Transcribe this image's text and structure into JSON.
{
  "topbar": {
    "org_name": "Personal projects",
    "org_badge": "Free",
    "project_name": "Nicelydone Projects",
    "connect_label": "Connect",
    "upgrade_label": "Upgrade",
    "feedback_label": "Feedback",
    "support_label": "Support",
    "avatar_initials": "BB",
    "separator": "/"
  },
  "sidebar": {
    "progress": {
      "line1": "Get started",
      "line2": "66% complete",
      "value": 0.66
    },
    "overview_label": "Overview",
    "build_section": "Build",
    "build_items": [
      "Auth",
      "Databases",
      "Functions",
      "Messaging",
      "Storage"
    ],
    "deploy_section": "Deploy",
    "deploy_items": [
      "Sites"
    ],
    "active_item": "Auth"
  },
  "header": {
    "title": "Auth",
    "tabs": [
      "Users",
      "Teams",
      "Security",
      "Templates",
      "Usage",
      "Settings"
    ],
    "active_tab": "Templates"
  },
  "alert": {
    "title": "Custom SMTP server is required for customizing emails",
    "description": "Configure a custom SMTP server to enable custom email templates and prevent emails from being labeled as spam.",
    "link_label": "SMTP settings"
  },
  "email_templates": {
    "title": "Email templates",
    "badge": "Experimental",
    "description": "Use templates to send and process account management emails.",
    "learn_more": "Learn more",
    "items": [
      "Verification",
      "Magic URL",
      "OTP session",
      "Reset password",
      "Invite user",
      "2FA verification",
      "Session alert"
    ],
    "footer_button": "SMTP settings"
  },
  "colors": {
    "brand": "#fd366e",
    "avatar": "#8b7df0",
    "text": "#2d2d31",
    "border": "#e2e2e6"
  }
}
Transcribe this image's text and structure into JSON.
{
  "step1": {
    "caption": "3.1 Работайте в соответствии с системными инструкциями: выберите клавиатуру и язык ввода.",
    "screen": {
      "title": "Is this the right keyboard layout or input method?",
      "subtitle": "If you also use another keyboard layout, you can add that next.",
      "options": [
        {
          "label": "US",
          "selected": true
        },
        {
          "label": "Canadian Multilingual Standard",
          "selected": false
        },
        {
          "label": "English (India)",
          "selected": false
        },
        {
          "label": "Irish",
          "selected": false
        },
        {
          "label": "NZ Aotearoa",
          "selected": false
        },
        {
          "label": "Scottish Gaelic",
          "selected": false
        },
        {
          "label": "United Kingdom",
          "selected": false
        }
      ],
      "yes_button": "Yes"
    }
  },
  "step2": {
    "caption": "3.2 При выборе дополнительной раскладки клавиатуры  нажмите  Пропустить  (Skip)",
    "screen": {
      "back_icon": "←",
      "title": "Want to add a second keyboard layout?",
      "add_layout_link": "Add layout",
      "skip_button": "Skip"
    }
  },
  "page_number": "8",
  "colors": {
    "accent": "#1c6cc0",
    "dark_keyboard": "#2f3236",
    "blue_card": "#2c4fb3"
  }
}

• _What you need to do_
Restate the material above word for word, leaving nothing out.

• _Output_
Transcribe this image's text and structure into JSON.
{
  "topbar": {
    "org_name": "Personal projects",
    "org_badge": "Free",
    "project_name": "Nicelydone Projects",
    "connect_label": "Connect",
    "upgrade_label": "Upgrade",
    "feedback_label": "Feedback",
    "support_label": "Support",
    "avatar_initials": "BB",
    "separator": "/"
  },
  "sidebar": {
    "progress": {
      "line1": "Get started",
      "line2": "66% complete",
      "value": 0.66
    },
    "overview_label": "Overview",
    "build_section": "Build",
    "build_items": [
      "Auth",
      "Databases",
      "Functions",
      "Messaging",
      "Storage"
    ],
    "deploy_section": "Deploy",
    "deploy_items": [
      "Sites"
    ],
    "active_item": "Auth"
  },
  "header": {
    "title": "Auth",
    "tabs": [
      "Users",
      "Teams",
      "Security",
      "Templates",
      "Usage",
      "Settings"
    ],
    "active_tab": "Templates"
  },
  "alert": {
    "title": "Custom SMTP server is required for customizing emails",
    "description": "Configure a custom SMTP server to enable custom email templates and prevent emails from being labeled as spam.",
    "link_label": "SMTP settings"
  },
  "email_templates": {
    "title": "Email templates",
    "badge": "Experimental",
    "description": "Use templates to send and process account management emails.",
    "learn_more": "Learn more",
    "items": [
      "Verification",
      "Magic URL",
      "OTP session",
      "Reset password",
      "Invite user",
      "2FA verification",
      "Session alert"
    ],
    "footer_button": "SMTP settings"
  },
  "colors": {
    "brand": "#fd366e",
    "avatar": "#8b7df0",
    "text": "#2d2d31",
    "border": "#e2e2e6"
  }
}
Transcribe this image's text and structure into JSON.
{
  "step1": {
    "caption": "3.1 Работайте в соответствии с системными инструкциями: выберите клавиатуру и язык ввода.",
    "screen": {
      "title": "Is this the right keyboard layout or input method?",
      "subtitle": "If you also use another keyboard layout, you can add that next.",
      "options": [
        {
          "label": "US",
          "selected": true
        },
        {
          "label": "Canadian Multilingual Standard",
          "selected": false
        },
        {
          "label": "English (India)",
          "selected": false
        },
        {
          "label": "Irish",
          "selected": false
        },
        {
          "label": "NZ Aotearoa",
          "selected": false
        },
        {
          "label": "Scottish Gaelic",
          "selected": false
        },
        {
          "label": "United Kingdom",
          "selected": false
        }
      ],
      "yes_button": "Yes"
    }
  },
  "step2": {
    "caption": "3.2 При выборе дополнительной раскладки клавиатуры  нажмите  Пропустить  (Skip)",
    "screen": {
      "back_icon": "←",
      "title": "Want to add a second keyboard layout?",
      "add_layout_link": "Add layout",
      "skip_button": "Skip"
    }
  },
  "page_number": "8",
  "colors": {
    "accent": "#1c6cc0",
    "dark_keyboard": "#2f3236",
    "blue_card": "#2c4fb3"
  }
}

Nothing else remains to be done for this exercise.